Coworking spaces have been developing rapidly over the past 10 years, as their popularity rises amongst the ever-changing workforce. Although the pandemic certainly took a toll on development, coworking spaces have continued to bounce back. Currently, there are nearly 19,000 coworking spaces around the globe, with Statista reporting the number is expected to exceed 26,000 by 2025.
Coworking spaces offer building space consisting of open-concept layouts, where independent contract workers, small businesses, or anyone interested in joining the community can come together to work and socialize, utilizing the amenities provided by the space.
Coworking spaces are driven by freelancers, accounting for 41% of workers who utilize coworking space; which makes sense, when thinking about the needs of a freelancer, or anyone working from home. They can utilize a coworking space to provide the social aspect freelancers are typically missing while working from home.
According to the Collection 527, a coworking space that offers shared and furnished office space in Los Angeles, there are numerous pros to choosing a coworking space, from providing a space to meet and gather with a community of workers, to offering perks such as lunch buffets or private gyms. But it's important to be aware of the cons, such as high membership fees or an unfriendly coworking environment.
To make a more informed decision, here are a few pros and cons of coworking spaces:

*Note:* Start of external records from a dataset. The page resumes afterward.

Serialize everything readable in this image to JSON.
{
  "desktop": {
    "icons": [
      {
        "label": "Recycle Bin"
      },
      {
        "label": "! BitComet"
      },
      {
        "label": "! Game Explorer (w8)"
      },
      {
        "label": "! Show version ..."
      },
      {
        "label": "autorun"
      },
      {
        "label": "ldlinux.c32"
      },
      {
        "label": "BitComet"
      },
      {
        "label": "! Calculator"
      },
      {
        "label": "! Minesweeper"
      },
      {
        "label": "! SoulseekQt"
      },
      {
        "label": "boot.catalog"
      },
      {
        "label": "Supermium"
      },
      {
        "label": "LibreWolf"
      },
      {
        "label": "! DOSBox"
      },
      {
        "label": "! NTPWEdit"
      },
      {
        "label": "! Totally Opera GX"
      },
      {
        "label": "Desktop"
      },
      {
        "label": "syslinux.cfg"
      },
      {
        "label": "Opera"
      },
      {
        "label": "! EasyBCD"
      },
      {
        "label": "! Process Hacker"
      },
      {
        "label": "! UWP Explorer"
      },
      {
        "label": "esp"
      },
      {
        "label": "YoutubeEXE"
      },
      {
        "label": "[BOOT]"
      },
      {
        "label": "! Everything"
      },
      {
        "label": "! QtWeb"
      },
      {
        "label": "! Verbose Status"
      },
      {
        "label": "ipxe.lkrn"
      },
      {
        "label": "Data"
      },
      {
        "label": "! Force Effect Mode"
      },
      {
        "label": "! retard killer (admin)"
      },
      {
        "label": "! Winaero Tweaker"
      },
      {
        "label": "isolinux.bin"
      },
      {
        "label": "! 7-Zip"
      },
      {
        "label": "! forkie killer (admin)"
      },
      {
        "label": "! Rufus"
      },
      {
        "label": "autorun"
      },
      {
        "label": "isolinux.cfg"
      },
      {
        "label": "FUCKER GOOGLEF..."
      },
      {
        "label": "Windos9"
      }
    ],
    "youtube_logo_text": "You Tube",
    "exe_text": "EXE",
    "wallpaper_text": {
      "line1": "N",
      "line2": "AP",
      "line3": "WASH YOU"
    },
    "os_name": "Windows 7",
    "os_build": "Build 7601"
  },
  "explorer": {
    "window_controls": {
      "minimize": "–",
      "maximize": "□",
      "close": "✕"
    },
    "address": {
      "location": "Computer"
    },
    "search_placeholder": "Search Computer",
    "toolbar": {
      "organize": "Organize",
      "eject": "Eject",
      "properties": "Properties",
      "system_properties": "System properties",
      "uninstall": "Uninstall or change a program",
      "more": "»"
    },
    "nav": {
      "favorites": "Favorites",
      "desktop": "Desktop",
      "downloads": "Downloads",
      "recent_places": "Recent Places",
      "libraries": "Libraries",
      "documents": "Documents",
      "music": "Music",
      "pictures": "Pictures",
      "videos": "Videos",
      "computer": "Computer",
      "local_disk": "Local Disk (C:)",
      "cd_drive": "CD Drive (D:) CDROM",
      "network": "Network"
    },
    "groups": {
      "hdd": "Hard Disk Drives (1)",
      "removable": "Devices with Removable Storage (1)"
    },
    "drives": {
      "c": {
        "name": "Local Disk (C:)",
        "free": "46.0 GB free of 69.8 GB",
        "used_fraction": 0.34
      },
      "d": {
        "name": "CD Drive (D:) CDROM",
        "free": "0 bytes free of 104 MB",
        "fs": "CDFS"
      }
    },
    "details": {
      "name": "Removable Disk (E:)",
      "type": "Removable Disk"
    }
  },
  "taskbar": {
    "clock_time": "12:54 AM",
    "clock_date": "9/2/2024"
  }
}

Pro: Amenities Are Provided
One of the highlights of coworking spaces is the types of amenities provided. Similar to larger office complexes, co-working spaces typically offer amenities for the workers to enjoy. Some examples of amenities provided by coworking spaces across the United States are; gyms with showers, spas, lockers, and massage rooms, game rooms, catered lunches, outdoor seating, rooftop access, and standing desk space. Amenities vary depending on coworking space, so be sure to get a rundown of the amenities before purchasing a membership.
Con: Can Be Costly
Coworking spaces do come at a cost, and that cost varies depending on where you are in the United States. The average price for a coworking space membership for one month in the US is $195 but in the country's bigger cities and towns that price increases pretty drastically depending on what you're looking for in your coworking space.
For example in Los Angeles in 2022, the average price for a desk at a coworking space for one month is $352. However, depending on your salary, this may be a worthwhile cost, particularly if you factor in the benefits and amenities.
Pro: Networking Opportunities
Coworking spaces are a natural networking hotspot. Everyone is there to work, and a huge part of your coworking experience is to get to know the people around you, providing a perfect environment for networking to take place. Be sure to have business cards for any interested parties, and have your elevator pitch nailed because you never know when an investor could be hanging in your coworking space with open ears.
Con: The Space Can Get Loud
Unlike your home office, it's hard to control the volume at a coworking space. Even with sound rules, or rooms that are dedicated to "silent work" there can be distractions that come up. Phones go off, people can disrespect rules, and things can get loud.
Think about asking the coworking space you're interested in joining if you can spend a day or two there, checking things out. It will give you insight into the level of activity at the coworking location and you can see if the space fits your needs.
Pro: Develop A Coworking Community
While working from home has its benefits, creating a community can be difficult. Of course, you have your coworkers or if you're a freelancer your business partners and contractors, but those business-oriented relationships are hard to develop via email, phone, and zoom communication. Seeing people in person, consistently, is statistically proven to help provide a deeper feeling of connection and knowingness of the other.
By joining a coworking community, you can develop relationships with your coworkers that will be beneficial to your work. You'll have people you can bounce ideas off of, vent to, question, and raise concerns with. Even if you aren't working on the same projects, it's nice to know there's someone around to listen and care.